ENTRIES SHOWN section start
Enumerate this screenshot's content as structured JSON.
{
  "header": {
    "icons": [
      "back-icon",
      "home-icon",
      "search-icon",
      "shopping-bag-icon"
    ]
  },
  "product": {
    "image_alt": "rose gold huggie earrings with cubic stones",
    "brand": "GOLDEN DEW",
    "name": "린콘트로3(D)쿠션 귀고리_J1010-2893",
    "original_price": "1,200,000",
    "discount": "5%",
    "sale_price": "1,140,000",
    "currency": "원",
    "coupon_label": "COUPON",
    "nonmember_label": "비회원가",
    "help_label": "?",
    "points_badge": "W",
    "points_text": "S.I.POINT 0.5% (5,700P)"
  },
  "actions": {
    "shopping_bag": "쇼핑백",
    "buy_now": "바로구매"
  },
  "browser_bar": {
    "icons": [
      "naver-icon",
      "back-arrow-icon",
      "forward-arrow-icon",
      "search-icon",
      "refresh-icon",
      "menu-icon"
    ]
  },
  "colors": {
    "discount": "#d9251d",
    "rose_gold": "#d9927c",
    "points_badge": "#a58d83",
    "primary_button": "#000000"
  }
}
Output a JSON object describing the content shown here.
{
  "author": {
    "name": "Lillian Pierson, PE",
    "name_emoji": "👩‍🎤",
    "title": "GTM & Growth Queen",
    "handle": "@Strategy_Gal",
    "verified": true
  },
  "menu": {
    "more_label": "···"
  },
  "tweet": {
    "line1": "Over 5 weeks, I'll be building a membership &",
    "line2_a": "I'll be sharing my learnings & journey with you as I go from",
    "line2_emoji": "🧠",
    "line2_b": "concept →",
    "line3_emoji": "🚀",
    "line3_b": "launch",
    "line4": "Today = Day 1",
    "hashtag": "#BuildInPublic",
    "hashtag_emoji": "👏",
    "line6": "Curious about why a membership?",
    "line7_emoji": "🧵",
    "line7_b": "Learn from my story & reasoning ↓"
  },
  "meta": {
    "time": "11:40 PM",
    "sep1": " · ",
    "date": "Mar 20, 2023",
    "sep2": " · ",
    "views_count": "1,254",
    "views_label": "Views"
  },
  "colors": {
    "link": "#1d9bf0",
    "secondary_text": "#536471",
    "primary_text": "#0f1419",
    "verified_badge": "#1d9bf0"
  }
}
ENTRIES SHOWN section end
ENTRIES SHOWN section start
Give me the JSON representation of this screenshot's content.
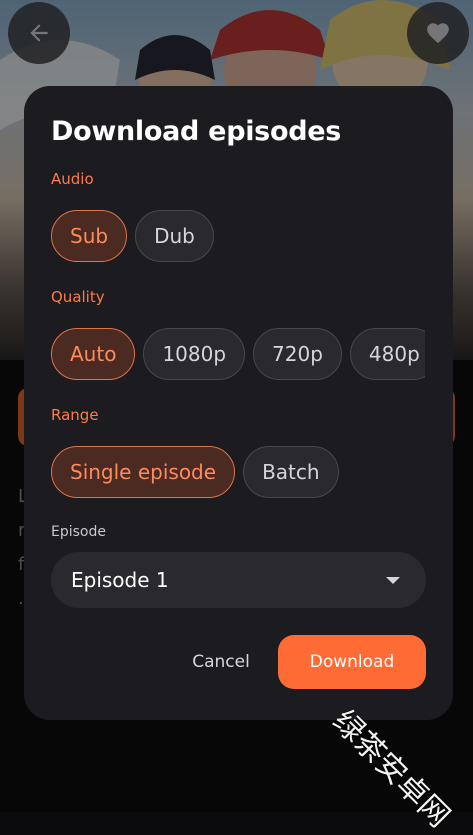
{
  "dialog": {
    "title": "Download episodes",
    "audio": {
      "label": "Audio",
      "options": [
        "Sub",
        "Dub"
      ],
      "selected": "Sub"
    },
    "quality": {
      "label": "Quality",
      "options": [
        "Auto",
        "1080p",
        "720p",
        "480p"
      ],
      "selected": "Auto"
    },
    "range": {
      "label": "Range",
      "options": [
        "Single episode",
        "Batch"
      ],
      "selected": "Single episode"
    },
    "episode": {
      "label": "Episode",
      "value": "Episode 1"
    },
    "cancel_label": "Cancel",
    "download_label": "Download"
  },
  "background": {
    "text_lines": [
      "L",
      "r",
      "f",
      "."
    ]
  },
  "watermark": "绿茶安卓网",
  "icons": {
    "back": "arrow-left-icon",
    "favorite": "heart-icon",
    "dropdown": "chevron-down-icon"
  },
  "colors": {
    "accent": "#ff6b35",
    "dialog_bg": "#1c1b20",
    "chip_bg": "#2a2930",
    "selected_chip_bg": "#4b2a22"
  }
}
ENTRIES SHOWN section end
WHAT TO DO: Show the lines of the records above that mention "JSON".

ANSWER TO THE EXERCISE:
Enumerate this screenshot's content as structured JSON.
Output a JSON object describing the content shown here.
Give me the JSON representation of this screenshot's content.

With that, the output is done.